A Japanese Christian leader has warned that many refugee status applicants in Japan are living under a constant threat of detention and deportation, and if detained they risk being split from their relatives.
"The greatest problem are detentions that separate family members," Naoko Sato, Secretary General of the Tokyo-based Christian Coalition for Refugees and Migrant Workers, told a 25 July 2010 gathering with refugees in the Japanese capital.
"Fathers and mothers are separated from their children for one or two years," Sato told the meeting, which was organised by the Protestant coalition - a group linked to the ecumenical National Christian Council in Japan.
There were 2,332 recognised refugees in Japan as of January 2010, according to the United Nations refugee agency.
In 2009, 1,388 people applied for refugee status in Japan, of whom 30 were recognised as refugees, the government's immigration bureau announced in February this year.

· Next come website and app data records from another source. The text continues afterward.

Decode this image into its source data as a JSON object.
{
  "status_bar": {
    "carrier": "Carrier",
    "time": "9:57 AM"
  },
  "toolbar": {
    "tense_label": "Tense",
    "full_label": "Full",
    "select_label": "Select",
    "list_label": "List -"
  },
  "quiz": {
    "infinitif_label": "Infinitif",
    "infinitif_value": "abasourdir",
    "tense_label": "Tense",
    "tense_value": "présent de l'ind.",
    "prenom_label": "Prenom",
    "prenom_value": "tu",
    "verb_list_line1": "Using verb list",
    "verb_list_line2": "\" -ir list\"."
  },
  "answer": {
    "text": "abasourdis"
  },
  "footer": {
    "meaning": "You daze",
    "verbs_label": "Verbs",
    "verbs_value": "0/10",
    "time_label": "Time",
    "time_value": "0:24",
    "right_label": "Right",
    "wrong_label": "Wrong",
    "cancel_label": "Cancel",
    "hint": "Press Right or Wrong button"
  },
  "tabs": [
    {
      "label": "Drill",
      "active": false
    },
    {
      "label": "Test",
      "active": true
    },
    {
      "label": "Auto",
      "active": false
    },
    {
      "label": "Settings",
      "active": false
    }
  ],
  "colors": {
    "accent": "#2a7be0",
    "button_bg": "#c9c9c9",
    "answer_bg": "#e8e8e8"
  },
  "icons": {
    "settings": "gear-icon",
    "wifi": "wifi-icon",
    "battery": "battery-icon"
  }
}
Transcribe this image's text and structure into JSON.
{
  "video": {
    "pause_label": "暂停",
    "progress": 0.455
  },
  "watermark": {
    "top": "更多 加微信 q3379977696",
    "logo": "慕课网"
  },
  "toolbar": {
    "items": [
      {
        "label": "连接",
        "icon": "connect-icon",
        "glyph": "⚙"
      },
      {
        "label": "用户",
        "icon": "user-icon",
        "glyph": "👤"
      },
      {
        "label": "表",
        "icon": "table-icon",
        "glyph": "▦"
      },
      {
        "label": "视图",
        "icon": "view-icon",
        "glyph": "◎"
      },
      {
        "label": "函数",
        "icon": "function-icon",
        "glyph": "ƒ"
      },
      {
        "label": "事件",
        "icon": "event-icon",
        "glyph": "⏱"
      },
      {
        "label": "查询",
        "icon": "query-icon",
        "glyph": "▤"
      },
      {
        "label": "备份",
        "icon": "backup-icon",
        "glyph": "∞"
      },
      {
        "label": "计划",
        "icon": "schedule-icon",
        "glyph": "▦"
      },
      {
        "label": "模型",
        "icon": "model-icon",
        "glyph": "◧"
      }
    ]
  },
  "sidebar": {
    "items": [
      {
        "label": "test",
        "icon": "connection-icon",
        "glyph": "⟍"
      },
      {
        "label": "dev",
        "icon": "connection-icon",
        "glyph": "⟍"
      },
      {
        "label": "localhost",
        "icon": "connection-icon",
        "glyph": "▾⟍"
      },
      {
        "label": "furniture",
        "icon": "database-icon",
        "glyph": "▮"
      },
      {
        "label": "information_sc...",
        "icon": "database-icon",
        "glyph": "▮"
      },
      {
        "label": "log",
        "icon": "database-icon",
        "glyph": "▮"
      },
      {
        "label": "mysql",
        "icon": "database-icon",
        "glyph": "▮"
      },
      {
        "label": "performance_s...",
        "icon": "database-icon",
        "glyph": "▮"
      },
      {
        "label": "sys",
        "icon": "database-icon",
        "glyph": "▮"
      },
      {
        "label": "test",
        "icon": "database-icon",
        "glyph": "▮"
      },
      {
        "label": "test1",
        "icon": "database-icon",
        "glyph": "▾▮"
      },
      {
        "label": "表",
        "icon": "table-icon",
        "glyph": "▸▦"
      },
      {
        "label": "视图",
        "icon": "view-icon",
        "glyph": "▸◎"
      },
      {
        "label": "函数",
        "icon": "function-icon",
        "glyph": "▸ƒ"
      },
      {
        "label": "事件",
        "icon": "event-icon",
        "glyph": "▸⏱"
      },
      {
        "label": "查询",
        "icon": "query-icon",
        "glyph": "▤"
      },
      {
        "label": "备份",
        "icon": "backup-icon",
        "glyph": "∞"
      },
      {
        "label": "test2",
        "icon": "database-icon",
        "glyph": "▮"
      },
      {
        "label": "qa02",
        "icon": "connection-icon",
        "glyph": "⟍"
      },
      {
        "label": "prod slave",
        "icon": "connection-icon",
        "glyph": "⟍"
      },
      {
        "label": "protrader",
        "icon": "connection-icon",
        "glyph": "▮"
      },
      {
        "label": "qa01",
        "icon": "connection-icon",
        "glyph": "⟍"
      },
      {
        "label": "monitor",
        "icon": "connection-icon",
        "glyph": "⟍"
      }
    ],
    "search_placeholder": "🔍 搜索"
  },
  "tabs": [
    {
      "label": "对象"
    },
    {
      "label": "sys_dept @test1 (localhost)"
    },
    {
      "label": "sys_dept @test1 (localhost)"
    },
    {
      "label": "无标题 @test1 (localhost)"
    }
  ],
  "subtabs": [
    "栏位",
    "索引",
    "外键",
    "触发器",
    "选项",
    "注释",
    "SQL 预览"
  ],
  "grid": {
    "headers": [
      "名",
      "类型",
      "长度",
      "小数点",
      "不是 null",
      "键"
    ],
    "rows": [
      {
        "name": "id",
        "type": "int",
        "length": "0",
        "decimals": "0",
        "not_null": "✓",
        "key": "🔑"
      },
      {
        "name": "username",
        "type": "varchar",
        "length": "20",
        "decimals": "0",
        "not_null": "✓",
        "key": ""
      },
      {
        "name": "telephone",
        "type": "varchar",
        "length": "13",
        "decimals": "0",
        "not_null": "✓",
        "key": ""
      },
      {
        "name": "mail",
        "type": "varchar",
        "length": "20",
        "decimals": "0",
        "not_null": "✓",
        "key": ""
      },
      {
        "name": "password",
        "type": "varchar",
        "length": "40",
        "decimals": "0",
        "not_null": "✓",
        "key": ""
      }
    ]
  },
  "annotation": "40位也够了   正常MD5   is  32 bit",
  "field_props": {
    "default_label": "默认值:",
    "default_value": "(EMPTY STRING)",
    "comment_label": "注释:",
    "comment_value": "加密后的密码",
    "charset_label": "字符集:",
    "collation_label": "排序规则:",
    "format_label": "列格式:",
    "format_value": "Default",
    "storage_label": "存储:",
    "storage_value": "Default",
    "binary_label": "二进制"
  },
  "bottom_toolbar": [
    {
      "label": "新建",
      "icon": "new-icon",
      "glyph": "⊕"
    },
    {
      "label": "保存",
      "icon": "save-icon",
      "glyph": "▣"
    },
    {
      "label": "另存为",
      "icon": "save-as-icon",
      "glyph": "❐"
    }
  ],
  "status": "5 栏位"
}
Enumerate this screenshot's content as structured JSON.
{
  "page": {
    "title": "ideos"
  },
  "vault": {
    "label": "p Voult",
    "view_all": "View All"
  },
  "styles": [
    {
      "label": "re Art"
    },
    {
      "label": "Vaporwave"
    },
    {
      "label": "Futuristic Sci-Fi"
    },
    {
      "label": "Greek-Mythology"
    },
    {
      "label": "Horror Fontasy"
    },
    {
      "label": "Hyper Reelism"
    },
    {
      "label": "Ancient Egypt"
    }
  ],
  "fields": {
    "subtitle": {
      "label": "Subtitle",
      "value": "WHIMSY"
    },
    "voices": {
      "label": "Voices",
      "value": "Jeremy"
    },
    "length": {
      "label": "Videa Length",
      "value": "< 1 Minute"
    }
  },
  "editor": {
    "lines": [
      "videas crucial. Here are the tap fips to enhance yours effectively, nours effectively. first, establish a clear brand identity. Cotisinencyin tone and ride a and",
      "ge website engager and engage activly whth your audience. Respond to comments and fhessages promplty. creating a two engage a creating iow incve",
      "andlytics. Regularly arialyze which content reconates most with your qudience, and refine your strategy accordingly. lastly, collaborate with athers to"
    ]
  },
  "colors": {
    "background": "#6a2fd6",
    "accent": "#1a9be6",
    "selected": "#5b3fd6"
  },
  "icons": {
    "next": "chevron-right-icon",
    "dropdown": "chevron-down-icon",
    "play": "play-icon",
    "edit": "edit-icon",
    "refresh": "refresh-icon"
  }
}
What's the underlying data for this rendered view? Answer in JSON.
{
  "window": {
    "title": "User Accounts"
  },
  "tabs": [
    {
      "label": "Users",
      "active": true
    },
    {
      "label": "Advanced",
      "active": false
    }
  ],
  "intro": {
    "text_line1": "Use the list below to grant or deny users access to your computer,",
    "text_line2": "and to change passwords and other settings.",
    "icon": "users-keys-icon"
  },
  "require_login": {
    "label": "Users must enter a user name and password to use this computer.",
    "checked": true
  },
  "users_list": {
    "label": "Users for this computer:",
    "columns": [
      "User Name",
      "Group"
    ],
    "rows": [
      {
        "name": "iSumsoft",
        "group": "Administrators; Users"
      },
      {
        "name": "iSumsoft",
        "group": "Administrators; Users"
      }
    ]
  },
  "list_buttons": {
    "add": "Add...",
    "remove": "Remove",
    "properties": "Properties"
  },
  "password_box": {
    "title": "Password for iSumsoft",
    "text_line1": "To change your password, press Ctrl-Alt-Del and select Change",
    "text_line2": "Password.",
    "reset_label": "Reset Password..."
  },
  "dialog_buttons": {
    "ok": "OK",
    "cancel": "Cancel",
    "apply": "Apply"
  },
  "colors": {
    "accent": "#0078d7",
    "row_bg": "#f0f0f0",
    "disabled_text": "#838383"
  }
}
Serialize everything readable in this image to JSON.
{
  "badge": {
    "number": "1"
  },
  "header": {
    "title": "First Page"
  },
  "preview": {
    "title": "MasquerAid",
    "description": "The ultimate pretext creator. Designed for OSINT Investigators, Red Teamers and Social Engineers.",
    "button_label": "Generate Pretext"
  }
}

[With acknowledgements to ENI. Ecumenical News International is jointly sponsored by the World Council of Churches, the Lutheran World Federation, the World Alliance of Reformed Churches and the Conference of European Churches.]